Eugene Onegin, the book, was written by the Russian poet Alexander Pushkin (1799-1837) and tells the story, all in poetic verse, of a certain Eugene Onegin – a self-centered, superficial, arrogant, worldly, cynical, selfish, aristocratic jerk from Saint Petersberg who inherits a farm out on the Steppes from a dying uncle. He goes out to the farm, meets the neighbor boy Lensky, a poetic, naive, sensitive lad and they get to know a couple of the his neighbors daughters. Olga, a flirt and Tatiana a more serious bookish sort.
“Kiprensky Pushkin” by Orest Adamovich Kiprensky – http://artportret.ru/?page=24. Licensed under Public Domain via Wikimedia Commons – http://commons.wikimedia.org/wiki/File:Kiprensky_Pushkin.jpg#mediaviewer/File:Kiprensky_Pushkin.jpg

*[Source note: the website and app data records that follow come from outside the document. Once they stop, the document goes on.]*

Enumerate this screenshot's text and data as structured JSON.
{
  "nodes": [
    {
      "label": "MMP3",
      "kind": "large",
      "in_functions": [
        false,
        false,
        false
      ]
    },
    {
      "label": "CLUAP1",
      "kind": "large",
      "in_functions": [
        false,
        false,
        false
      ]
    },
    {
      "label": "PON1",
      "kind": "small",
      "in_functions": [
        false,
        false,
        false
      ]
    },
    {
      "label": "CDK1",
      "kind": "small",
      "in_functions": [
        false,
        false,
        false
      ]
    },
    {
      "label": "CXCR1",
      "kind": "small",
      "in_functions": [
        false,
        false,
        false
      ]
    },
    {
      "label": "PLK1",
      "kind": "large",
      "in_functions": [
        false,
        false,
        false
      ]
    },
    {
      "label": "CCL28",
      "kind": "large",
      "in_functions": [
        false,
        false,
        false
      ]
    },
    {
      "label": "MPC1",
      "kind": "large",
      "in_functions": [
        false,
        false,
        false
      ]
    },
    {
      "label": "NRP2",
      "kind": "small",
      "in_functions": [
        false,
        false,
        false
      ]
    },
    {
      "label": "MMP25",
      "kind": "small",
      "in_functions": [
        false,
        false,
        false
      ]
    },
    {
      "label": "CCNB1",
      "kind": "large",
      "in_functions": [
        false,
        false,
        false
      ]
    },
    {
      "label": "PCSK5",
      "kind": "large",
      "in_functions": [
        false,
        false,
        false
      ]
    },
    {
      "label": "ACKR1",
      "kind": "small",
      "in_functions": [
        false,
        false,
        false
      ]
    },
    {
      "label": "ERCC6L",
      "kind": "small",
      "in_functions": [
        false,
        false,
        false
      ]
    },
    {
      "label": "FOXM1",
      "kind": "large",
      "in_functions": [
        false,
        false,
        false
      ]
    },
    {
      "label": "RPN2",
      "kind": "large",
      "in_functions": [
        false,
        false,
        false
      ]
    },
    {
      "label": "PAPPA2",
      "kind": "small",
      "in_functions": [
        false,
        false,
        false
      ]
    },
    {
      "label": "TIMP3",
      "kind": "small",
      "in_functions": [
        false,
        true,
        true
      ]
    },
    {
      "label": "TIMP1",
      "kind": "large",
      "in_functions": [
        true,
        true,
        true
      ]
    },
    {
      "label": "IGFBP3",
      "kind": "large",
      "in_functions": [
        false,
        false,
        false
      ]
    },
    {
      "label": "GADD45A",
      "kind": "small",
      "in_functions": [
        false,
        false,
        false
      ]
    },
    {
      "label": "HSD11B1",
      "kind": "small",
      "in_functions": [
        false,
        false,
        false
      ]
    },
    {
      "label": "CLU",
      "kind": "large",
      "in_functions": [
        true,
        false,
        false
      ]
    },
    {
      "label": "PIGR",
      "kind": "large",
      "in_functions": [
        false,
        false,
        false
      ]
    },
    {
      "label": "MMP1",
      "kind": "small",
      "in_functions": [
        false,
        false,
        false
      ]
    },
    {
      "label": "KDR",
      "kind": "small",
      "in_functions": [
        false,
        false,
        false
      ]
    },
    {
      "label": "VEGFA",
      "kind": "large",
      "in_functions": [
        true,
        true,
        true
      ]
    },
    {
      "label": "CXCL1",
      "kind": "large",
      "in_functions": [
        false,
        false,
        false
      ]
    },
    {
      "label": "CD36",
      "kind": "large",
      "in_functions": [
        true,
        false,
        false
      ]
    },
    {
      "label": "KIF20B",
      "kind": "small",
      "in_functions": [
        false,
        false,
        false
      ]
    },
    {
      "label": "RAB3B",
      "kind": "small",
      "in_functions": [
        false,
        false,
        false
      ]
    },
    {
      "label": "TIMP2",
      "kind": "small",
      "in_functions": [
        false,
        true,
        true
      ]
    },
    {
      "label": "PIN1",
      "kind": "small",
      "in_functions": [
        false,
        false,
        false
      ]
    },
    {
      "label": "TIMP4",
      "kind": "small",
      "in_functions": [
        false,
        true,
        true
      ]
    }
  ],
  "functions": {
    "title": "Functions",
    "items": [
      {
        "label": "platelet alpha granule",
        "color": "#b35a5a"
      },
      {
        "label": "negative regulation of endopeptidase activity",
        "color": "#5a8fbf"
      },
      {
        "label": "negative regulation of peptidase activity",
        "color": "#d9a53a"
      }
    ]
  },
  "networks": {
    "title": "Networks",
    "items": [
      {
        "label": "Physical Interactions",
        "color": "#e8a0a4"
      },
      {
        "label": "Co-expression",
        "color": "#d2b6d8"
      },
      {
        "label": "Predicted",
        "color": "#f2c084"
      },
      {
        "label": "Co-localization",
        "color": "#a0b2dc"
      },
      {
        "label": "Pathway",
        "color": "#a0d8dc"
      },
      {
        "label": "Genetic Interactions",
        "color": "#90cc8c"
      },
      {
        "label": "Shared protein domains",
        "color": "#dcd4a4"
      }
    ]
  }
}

Olga and Lensky are “going” together and it is assumed, I gather that Eugene will pick up on Tatiana and indeed Tatiana becomes infatuated with Eugene Onegin and writes him an impassioned love letter. He responds with a lecture on self-control – this little episode is sometimes referred to as Onegin’s Sermon. It is quite condescending it actually borders on insulting. Later there’s a ball, Onegin flirts too much with Olga the flirt – Lensky loses it and challenges Onegin to a duel, they duel; Lensky dies.
Onegin travels the earth and some years later, at a ball in Saint Petersberg, he sees a woman of royal bearing and radiant beauty, exuding charisma and charm – it’s Tatiana! She’s married to a prince, an “old soldier” and is doing quite well, thank you. Onegin realizes he is madly in love with her; Tatiana tells him to bug off; story ends with Onegin utterly crushed; emotionally and spiritually destroyed.
You feel bad for him but in a kind of good way.
Incidentally, Pushkin died in a duel. It was his 27th.
Pyotr Ilich Tchaikovsky (1840-1893) was a Russian composer of such mega-hits as The Sleeping Beauty Ballet, The Nutcracker Ballet, The 1812 Overture, six amazingly great symphonies, some transcendentally beautiful string serenades, and count them, eleven operas of which Eugene Onegin is number five chronologically speaking, but number one in popular performances.
“Tchaikovsky”. Licensed under Public Domain via Wikimedia Commons – http://commons.wikimedia.org/wiki/File:Tchaikovsky.jpg#mediaviewer/File:Tchaikovsky.jpg
I saw it performed by Arizona Opera Friday night. It was an awesome performance and an awesome experience.
Here’s a review, which I largely agree with, except for the criticism of the scenic design: http://www.azcentral.com/story/entertainment/arts/2015/02/07/opera-review-cast-delivers-nuanced-onegin/23029843/
I thought the scenic design, by Laura Fine Hawkes was extremely effective and clever. Our reviewer above faults it for it’s minimalist presentation. No. It was perfect. This isn’t an opera like Lucia de Lammermoor or Aida with big production numbers. It’s a literary opera hewing close to the original poetic verses Pushkin wrote, and it produces an internal experience. It is staging, singing, performing, with orchestral accompaniment, a story told entirely in verse.
Tchaikovsky worried whether the public would accept his opera, which lacked traditional scene changes. He believed that its performance required maximum simplicity and sincerity. With this in mind, he entrusted the first production to the students of the Moscow Conservatory. http://en.wikipedia.org/wiki/Eugene_Onegin_%28opera%29
A large painted backdrop was used throughout and it fascinated me. It was a screen painted with leaves – quite simple and appropriate for the agrarian scenes. But as it was lit differently for different scenes, it changed hue like the paint was some new kind of stage paint that changes color when lit differently. It was really cool.
I hadn’t seen this opera before, so it was new to me. I sat with some Slavic friends of ours who speak Russian fluently and they were chuckling at the translations. Obviously since I speak precisely zero Russian it was all Greek to me. But I thoroughly enjoyed it – quite a different kind of opera experience since as I mentioned before, it really isn’t a big-show production central to much of opera, but kind of like have Eugene Onegin read to you out loud by the characters on stage, singing melodies by Tchaikovsky. Cool, I mean insanely cool. It was really a blast!